  1. Consumption of five or more drinks on a single occasion
    The amount of alcohol needed to raise the average person’s blood alcohol concentration to about 0.1%
  2. Amount of alcohol consumption that would raise the level of intoxication

Tailgates, houses, post prom parties, pre-parties, frat houses, bars, supervised parties, dorm rooms, bedrooms…binge drinking has and continues to happen in these places. Scary fact is this list is merely the tip of the iceberg. Binge drinking is more prevalent today among high school students and college-age young adults than ever before. Blame it on some stigma portraying the honorable ability of out drinking another person. Blame it on younger children drinking. Place fault where you please; the bottom line is that it’s out there.

Up Close and Personal

”He looked really bad, and even though they didn’t want me to take him in, I knew I had to.“ Trent stepped up and demanded that his overly intoxicated friend needed to go to the hospital. His buddy was thirty minutes away from death. The weapon, alcohol.

”The worst part wasn’t knowing that I almost died, it was when I came to. There sat my dad…crying. He just walked out of the room, unable to even speak to me,“ Nikki recalls from her freshman year of college after coming out of a three-day binge-drinking induced coma.


What’s binge drinking called on the street?

  • Power hour
  • Keg stand
  • 21 shots before bar close
  • Double fisting
  • Beer bong
  • Shotgun
  • Waterfall
  • Speed

The Consequences

Alcohol poisoning—a severe and potentially fatal physical reaction to an alcohol overdose—is the most serious consequence of binge drinking. When excessive amounts of alcohol are consumed, the brain is deprived of oxygen. The struggle to deal with an overdose of alcohol and lack of oxygen will eventually cause the brain to shut down the voluntary functions that regulate breathing and heart rate.

If a person is known to have consumed large quantities of alcohol in a short period of time, symptoms of alcohol poisoning include:

  • Vomiting
  • Unconsciousness
  • Cold, clammy, pale, or bluish skin
  • Slow or irregular breathing

Secondary Effects

In schools with high binge drinking rates…

  • 34 percent of non-binge drinkers reported being insulted or humiliated by binge drinkers
  • 13 percent reported being pushed, hit, or assaulted
  • 54 percent reported having to take care of a drunken student
  • 68 percent were interrupted while studying at night
  • 26 percent of women experienced an unwanted sexual advance

More facts

  • Binge drinking, often beginning around age 13, tends to increase during adolescence, peak in young adulthood (ages 18 to 22), then gradually decrease.
  • Binge drinking during the past 30 days was reported by 8 percent of youth ages 12 to 17 and 30 percent of those ages 18 to 20.
  • Among persons under the legal drinking age, 15 percent were binge drinkers
  • About 10.4 million adolescents ages 12 to 20 reported using alcohol.
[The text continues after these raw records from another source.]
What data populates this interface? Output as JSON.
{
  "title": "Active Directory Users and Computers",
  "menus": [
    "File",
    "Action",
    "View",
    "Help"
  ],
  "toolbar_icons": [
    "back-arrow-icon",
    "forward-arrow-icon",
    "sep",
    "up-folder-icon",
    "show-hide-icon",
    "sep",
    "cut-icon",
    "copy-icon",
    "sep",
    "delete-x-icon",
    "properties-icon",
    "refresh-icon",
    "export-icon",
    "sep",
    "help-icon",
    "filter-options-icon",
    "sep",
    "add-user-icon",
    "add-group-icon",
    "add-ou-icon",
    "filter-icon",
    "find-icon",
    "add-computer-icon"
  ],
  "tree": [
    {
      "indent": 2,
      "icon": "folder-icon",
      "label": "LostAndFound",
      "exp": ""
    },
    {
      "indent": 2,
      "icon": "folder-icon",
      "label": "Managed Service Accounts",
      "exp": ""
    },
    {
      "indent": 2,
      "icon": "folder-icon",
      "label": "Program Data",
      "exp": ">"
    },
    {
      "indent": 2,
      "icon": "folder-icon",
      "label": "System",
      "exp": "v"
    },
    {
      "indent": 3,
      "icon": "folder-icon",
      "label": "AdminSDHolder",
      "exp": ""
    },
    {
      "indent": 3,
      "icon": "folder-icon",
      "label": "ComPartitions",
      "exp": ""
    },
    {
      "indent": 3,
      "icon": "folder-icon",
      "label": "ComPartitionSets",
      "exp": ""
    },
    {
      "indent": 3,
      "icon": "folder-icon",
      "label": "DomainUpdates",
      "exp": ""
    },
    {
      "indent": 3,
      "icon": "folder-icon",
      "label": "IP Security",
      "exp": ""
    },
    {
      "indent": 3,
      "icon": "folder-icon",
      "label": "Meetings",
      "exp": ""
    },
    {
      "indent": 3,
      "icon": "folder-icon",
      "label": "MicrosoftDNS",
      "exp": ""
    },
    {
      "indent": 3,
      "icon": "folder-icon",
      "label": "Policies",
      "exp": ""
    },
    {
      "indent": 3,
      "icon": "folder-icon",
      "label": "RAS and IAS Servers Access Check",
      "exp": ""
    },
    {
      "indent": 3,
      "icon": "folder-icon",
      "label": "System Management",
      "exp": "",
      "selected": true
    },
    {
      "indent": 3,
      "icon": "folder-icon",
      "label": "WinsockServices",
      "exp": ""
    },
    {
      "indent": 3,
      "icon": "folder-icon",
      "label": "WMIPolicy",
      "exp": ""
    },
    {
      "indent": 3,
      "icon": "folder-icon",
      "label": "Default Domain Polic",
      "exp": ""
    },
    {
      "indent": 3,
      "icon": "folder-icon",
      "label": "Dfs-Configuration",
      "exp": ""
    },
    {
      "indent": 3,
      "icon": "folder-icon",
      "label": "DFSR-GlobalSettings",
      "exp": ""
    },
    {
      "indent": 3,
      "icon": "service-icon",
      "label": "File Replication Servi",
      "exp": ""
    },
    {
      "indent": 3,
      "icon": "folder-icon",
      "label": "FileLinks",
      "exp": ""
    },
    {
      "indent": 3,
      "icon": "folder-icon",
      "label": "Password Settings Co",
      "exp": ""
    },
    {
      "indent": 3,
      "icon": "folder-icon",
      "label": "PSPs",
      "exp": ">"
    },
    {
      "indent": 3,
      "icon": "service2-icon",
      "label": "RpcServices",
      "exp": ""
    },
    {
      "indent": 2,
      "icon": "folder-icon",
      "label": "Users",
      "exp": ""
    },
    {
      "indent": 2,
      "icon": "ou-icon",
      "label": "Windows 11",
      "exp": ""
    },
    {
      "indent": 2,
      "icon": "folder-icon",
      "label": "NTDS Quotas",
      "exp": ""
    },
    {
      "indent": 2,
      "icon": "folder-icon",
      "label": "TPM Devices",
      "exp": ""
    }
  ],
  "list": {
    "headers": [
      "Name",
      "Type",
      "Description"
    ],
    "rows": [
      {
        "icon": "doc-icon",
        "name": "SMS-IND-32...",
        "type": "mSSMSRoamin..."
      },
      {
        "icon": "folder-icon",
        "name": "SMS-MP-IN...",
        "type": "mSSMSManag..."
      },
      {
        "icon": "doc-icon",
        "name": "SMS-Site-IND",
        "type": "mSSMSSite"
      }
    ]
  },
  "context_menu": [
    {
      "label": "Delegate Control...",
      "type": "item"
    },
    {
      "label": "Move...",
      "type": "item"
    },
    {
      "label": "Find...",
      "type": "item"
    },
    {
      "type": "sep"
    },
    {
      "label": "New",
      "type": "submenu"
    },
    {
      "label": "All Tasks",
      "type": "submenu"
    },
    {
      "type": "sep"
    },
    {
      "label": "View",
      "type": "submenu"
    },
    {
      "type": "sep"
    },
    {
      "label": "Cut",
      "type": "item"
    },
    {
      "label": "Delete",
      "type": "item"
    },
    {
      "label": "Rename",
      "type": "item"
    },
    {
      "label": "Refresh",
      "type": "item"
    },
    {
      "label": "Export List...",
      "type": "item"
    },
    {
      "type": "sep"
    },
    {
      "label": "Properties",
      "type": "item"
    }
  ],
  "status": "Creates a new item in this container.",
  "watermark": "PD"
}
Of those, 5.1 million were binge drinkers, of which 2.3 million were heavy drinkers that binged at least five times a month.